Take your fruit (this time I used plums and strawberries), and cut up everything that you want to use into pieces about the size of a quarter, removing the pits. Weigh the fruit. I like to make sure that I am using an even number just to make weighing everything easier. For example, this time I used 1.5lb strawberries and 1.5lb plums, to make 3 pounds.
After you weigh the fruit put it in the pan and begin to stew slowly on low heat. You do not need to add any water to the fruit because the liquid will come out of it as it begins to cook. However, if you notice that the fruit is sticking to the bottom of the pan you can add a little bit of water, about a tablespoon or two.
Once the fruit is tender, add the sugar. Use the same weight of sugar as the fruit (so this time I used 3lbs sugar to 3lbs fruit). Pour the sugar over the fruit and begin stirring. Keep stirring until all of the sugar is completely dissolved, otherwise it will crystallize and stick to the bottom and sides of the pan. Softer fruits require the juice of about 1/2 to 1 whole lemon per pound of fruit, to help with setting. I didn't use any because plums set easily.
After the sugar dissolves, turn up the heat and begin to boil rapidly. Rapid boiling is key because if it boils too long it will not set and/or the fruit may burn.
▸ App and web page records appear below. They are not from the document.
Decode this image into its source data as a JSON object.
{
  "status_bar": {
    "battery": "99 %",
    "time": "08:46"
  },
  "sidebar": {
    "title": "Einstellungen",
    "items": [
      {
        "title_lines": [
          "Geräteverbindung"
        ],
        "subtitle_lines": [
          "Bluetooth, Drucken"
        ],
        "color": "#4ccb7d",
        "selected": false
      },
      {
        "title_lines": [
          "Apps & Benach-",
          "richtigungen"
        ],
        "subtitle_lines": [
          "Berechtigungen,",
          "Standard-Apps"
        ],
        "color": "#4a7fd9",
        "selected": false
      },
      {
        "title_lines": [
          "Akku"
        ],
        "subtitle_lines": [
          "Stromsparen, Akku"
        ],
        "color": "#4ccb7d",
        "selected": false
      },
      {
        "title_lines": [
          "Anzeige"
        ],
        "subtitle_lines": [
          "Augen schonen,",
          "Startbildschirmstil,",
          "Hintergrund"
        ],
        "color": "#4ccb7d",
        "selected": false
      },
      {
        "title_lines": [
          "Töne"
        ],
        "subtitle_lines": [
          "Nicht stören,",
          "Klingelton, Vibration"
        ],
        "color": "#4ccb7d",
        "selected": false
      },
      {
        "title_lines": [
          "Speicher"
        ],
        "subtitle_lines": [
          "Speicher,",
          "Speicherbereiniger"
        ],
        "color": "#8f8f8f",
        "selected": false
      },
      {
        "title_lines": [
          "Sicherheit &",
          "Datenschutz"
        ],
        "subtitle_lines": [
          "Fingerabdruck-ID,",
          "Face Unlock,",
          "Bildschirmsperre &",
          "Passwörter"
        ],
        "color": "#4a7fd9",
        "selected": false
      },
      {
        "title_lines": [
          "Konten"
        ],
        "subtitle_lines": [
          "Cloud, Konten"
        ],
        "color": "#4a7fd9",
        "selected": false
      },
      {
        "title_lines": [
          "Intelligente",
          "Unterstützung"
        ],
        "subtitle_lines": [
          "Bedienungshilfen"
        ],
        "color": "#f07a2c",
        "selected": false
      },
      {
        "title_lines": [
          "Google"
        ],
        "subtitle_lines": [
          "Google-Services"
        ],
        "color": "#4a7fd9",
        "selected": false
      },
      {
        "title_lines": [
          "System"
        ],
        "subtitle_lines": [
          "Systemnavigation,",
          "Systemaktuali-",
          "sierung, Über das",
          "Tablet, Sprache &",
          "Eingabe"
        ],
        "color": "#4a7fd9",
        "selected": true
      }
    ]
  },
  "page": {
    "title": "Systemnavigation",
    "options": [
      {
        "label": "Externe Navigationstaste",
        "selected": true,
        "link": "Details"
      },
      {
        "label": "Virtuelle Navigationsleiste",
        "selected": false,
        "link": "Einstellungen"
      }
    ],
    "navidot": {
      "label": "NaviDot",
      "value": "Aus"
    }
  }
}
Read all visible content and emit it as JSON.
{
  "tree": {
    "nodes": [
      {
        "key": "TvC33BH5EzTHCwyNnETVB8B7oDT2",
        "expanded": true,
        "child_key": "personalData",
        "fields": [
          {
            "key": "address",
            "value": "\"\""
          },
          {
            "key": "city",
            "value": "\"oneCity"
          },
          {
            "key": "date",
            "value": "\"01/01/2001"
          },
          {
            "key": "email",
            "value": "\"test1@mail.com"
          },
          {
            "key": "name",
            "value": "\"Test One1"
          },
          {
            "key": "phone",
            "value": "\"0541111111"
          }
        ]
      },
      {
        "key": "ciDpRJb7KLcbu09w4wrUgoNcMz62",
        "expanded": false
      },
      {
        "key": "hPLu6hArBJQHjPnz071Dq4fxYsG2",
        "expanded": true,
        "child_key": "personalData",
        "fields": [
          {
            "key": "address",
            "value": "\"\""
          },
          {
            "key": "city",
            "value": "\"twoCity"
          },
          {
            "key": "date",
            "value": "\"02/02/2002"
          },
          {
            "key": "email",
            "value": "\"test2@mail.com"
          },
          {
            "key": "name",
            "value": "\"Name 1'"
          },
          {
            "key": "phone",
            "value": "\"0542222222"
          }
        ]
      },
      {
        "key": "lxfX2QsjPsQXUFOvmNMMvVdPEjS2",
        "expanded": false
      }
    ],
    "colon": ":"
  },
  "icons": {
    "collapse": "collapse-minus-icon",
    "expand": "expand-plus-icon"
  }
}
Make sure you test early for setting, some jams can be ready after 5 minutes, although I find it usually takes mine about 15-20 minutes.
How to test that the jam has set:
My mother swears by a candy thermometer, but this never works for me. The rule of thumb is that you boil the jam rapidly and by the time the temperature reaches 220-222 degrees Farenheit it is done. Make sure you don't let the candy thermometer touch the bottom of the pan because you will get a false reading.
Now, on to my method: Take a little bit of jam and put it on a white saucer. I like a white or light colored saucer because you can examine the color of the jam as well. Allow the jam to become quite cold, and then see if it forms a skin and wrinkles when pushed with your finger. Basically, it should have the thick quality that jam has, and shouldn't be sliding around on the saucer. IMPORTANT: if you think that your jam is ready, take the pan off the heat while you are cooling the jam on the saucer. Otherwise it will keep boiling and will burn or may not set.
Do you see the skin the jam has formed around my finger?
Boil up some water, take it off the heat and put it in a bowl, and immerse the lids of the jars in it. This will soften the tacky bit around the edges which will adhere to the jars. Give it about 10 minutes.
While you are waiting for those, begin ladling the jam into the clean jars. Fill the jars until the jam is about 1/8th or 1/4 inch from the top. Be careful as you are filling the jars. Jam is boiling and sticky, not a good combination for your fingers! Make sure you are near a sink so that you can run your hands under cold water if you burn yourself.
Once the jars are filled, put the lids on, and screw the rings around the top. Make sure you don't tighten them ridiculously tight because they will get tighter as they cool.
As the jam is cooling, you will hear little pops as the lids suction onto the jars. A few hours later, after the jam is completely cool, press the tops of all the lids. If they are sucked down, they are sealed. If there is a jar that isn't, and you can hear the lid clicking up and down when you press it, don't worry. Just put the jam in the fridge and make sure you use it right away.
You're finished, hooray! Now you can make pretty labels and give the jam to your friends. Or keep it all to yourself, like Joey!
Let me know if you try it or if you have any questions!